### EXERCISE
Report each line from the records where the string "subtitle" turns up.

### THE RECORDS
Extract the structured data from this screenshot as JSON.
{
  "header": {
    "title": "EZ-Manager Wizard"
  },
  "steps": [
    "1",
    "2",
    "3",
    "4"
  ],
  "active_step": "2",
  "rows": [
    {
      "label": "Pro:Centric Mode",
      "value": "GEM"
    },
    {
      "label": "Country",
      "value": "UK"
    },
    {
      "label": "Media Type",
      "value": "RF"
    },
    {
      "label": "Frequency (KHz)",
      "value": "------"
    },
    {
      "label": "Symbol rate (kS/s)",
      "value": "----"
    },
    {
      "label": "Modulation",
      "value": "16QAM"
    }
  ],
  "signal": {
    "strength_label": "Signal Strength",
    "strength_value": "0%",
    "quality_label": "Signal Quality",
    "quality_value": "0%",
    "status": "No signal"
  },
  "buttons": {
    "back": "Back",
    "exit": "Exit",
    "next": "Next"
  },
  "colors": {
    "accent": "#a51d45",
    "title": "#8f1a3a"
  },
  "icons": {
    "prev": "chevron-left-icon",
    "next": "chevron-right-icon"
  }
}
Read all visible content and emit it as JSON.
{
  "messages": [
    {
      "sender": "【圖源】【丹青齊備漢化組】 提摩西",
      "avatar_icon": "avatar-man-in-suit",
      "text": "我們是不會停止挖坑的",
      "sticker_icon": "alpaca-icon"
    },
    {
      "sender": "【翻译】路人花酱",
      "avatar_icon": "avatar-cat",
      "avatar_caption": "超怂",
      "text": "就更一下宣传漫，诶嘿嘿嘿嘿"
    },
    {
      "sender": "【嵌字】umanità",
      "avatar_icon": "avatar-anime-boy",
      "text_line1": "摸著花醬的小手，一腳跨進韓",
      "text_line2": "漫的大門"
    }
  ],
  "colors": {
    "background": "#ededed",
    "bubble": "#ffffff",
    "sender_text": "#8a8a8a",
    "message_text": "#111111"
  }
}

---

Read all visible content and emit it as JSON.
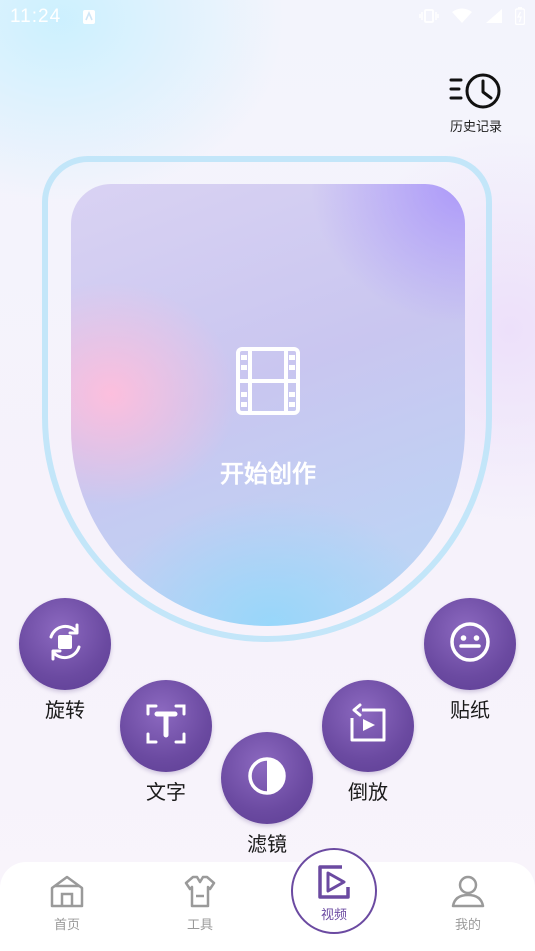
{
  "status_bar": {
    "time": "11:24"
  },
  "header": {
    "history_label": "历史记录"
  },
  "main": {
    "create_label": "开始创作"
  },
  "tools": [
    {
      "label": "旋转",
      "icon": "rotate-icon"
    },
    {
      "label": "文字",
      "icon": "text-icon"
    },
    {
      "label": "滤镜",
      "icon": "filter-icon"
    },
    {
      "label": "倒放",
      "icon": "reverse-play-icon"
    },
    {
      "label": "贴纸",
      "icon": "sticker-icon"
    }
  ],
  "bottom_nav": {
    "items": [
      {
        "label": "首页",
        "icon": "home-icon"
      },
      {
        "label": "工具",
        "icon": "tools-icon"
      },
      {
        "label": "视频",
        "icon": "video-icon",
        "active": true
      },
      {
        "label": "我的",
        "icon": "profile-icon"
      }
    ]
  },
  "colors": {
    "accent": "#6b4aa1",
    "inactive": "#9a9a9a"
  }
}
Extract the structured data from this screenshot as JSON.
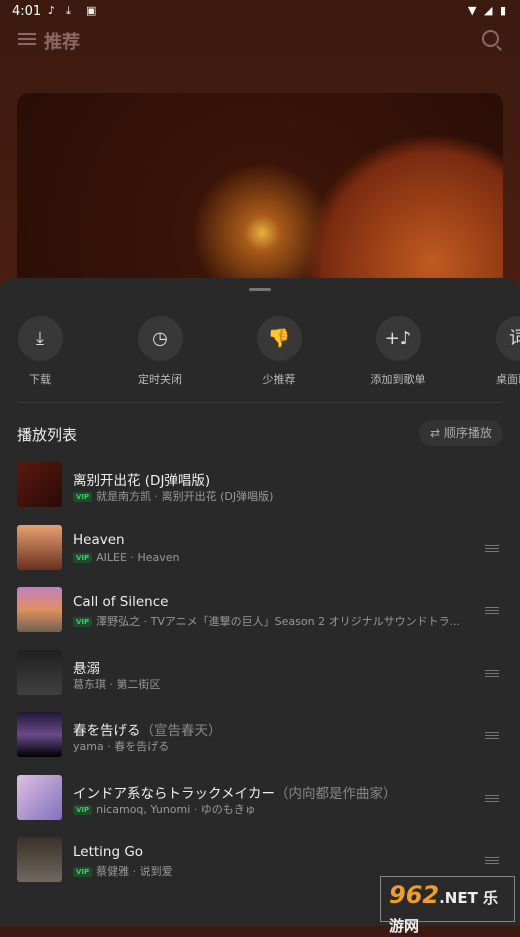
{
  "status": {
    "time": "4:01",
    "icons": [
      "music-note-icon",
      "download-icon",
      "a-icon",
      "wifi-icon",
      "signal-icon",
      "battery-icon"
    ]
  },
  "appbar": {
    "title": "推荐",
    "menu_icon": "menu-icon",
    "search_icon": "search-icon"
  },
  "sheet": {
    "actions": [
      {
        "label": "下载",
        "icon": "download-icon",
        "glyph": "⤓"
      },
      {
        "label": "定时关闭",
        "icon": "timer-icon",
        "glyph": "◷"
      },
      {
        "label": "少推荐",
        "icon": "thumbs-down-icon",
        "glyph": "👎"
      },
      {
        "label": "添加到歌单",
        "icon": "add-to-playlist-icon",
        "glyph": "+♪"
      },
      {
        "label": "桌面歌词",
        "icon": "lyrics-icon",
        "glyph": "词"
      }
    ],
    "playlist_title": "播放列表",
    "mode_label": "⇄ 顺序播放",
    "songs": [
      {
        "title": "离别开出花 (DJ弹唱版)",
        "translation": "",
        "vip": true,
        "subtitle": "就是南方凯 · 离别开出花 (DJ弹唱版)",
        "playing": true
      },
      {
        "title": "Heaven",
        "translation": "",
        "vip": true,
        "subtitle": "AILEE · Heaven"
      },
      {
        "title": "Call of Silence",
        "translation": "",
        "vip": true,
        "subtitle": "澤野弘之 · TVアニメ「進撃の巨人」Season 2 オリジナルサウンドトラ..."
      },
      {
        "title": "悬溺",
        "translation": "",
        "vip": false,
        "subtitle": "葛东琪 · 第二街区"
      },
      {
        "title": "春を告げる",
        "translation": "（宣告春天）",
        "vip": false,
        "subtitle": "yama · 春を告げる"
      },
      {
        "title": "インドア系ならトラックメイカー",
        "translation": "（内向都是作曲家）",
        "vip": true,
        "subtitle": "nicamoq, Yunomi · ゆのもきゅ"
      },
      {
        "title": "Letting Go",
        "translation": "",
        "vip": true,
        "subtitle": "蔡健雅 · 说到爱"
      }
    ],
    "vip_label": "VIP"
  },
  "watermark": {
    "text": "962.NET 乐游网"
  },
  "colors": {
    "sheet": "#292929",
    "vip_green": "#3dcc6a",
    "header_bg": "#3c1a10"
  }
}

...

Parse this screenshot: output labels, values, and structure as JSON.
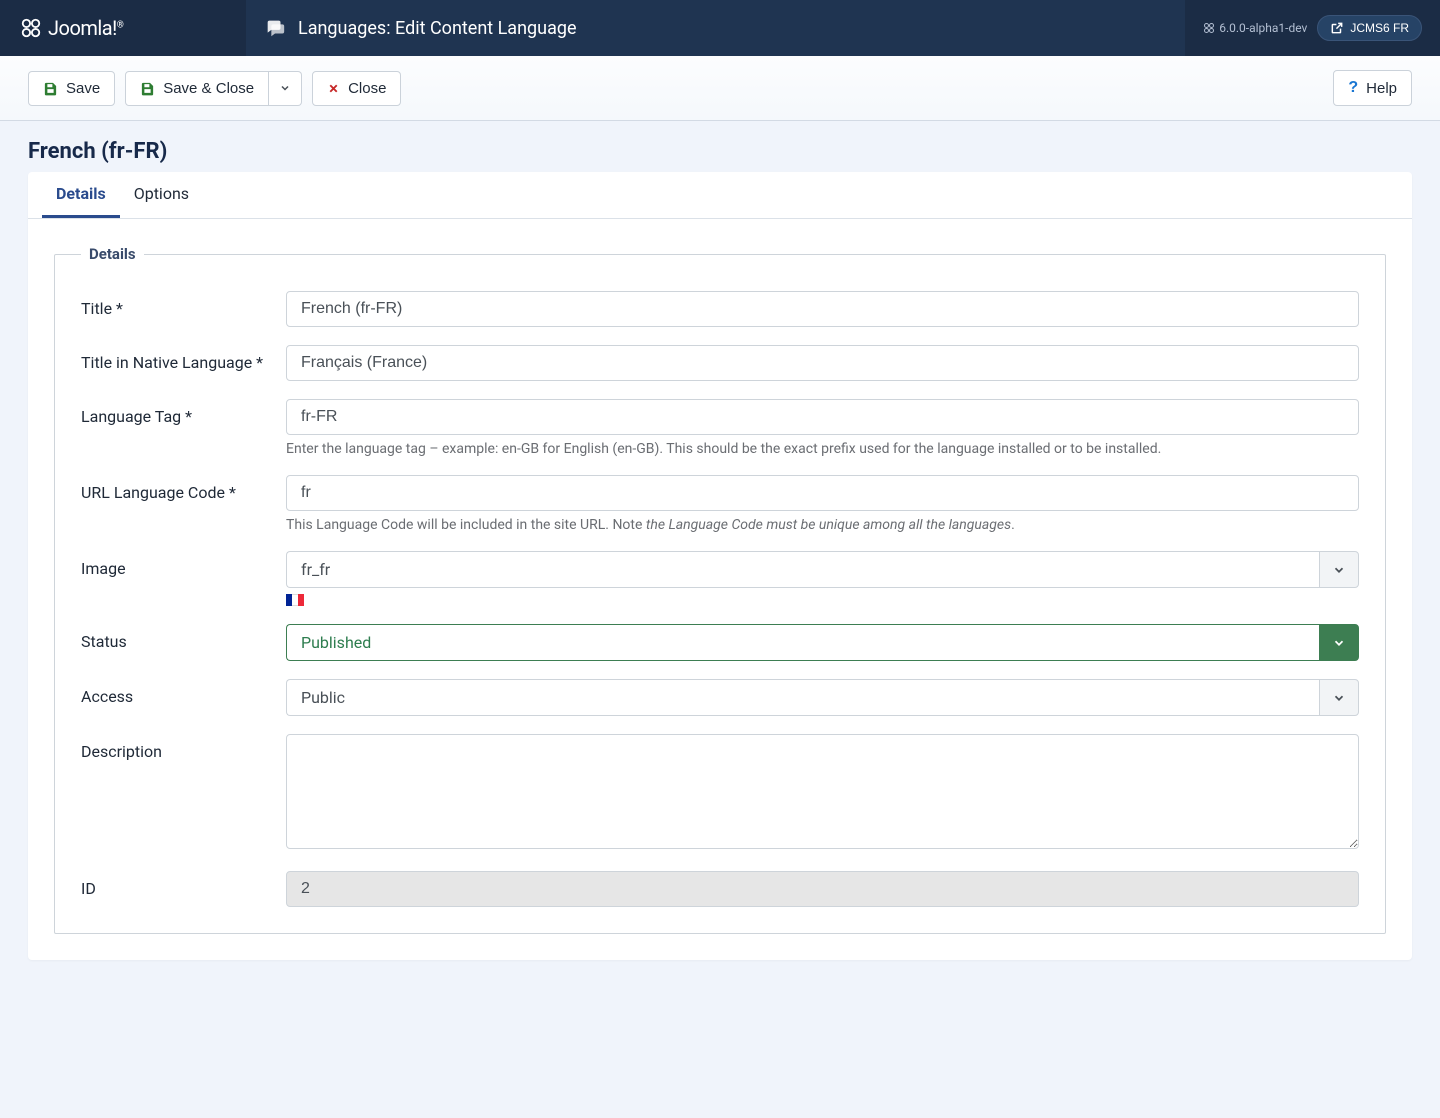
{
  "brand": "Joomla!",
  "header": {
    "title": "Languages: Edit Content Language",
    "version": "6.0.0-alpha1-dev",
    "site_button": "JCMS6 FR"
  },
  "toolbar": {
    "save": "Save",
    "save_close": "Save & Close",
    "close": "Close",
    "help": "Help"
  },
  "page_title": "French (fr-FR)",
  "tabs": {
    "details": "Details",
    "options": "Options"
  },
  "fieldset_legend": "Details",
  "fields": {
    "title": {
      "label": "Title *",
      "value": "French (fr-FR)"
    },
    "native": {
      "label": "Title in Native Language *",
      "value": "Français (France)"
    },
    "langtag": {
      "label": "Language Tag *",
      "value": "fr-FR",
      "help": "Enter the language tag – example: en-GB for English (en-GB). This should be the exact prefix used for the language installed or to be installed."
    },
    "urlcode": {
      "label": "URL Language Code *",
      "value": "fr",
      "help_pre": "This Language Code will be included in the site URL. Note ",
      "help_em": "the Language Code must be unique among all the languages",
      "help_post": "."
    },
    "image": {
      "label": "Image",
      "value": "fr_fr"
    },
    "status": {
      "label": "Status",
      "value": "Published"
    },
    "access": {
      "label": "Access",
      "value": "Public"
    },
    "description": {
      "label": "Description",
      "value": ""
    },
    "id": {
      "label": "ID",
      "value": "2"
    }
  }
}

### OUTPUT
        "subtitle": "就是南方凯 · 离别开出花 (DJ弹唱版)",
        "subtitle": "AILEE · Heaven"
        "subtitle": "澤野弘之 · TVアニメ「進撃の巨人」Season 2 オリジナルサウンドトラ..."
        "subtitle": "葛东琪 · 第二街区"
        "subtitle": "yama · 春を告げる"
        "subtitle": "nicamoq, Yunomi · ゆのもきゅ"
        "subtitle": "蔡健雅 · 说到爱"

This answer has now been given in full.